Albino deer siblings frequent visitors to Franklin home

Published 9:39 am Friday, March 30, 2012


FRANKLIN—Franklin’s Bob Adkins for nearly a year has seen the comings and goings of two white-tailed albino deer born last spring.

Two albino deer with their mother in Franklin. -- Submitted | Bob Adkins

He initially spotted the white siblings as fawns with their mother, a brown deer. The siblings have pink eyes, a pink nose and cream-colored hooves.

Animal albinism is a recessive trait, said Aaron Proctor, district wildlife biologist with the Virginia Department of Game and Inland Fisheries for the southeastern part of the state.

“Like any genetic trait, both parents have to be carriers,” Proctor said. “It doesn’t mean each parent needs to be an albino.”

Adkins believes the father is another albino he spotted in 2010.

“I’m assuming these are the kids.
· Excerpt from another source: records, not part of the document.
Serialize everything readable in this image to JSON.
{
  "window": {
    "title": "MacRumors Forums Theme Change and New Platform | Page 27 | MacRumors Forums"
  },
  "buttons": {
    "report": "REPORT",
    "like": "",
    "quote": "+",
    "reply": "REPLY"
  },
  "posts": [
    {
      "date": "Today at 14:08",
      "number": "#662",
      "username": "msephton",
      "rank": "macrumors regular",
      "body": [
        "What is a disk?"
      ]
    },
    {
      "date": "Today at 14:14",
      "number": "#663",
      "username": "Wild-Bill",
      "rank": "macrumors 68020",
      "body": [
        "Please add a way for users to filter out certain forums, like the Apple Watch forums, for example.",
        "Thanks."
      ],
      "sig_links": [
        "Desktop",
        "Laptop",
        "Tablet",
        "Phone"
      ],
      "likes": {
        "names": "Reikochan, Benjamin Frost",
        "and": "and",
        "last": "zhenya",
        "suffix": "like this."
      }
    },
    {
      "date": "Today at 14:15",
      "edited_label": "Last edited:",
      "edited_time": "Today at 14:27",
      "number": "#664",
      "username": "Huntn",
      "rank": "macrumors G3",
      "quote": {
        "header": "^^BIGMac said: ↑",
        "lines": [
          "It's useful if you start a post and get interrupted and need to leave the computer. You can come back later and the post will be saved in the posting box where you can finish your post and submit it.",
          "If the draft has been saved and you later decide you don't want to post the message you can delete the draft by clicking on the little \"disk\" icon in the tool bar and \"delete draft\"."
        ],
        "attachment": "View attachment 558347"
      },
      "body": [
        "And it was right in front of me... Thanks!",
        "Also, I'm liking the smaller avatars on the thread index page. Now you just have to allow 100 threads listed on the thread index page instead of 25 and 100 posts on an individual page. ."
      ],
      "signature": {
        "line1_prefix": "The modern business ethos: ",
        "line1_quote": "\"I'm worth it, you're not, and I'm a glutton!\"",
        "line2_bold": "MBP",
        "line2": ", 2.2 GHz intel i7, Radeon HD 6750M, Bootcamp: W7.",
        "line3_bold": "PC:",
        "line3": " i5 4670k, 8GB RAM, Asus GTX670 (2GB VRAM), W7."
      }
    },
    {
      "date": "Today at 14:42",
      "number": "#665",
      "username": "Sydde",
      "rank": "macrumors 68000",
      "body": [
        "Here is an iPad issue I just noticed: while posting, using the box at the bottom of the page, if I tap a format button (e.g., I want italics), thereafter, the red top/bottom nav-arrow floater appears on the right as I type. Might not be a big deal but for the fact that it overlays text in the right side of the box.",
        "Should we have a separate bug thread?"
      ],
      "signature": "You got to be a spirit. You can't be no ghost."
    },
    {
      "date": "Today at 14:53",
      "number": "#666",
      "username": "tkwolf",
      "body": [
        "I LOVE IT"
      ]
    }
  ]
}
We spotted the two and watched them grow all summer,” he said.

Albinism is extremely rare in wild animals, Proctor said.

“I cover 12 counties and I hear about one or two deer killed a year that are pure albino with the pink nose and pink eyes,” he said. “Albino deer can have brownish tips on their hair, but the skin pigment is white or pink.”

Adkins appreciates the deer.

“You feel kind of blessed that you have the opportunity to see, not a freak, but something special in nature,” he said. “We are blessed in that area.”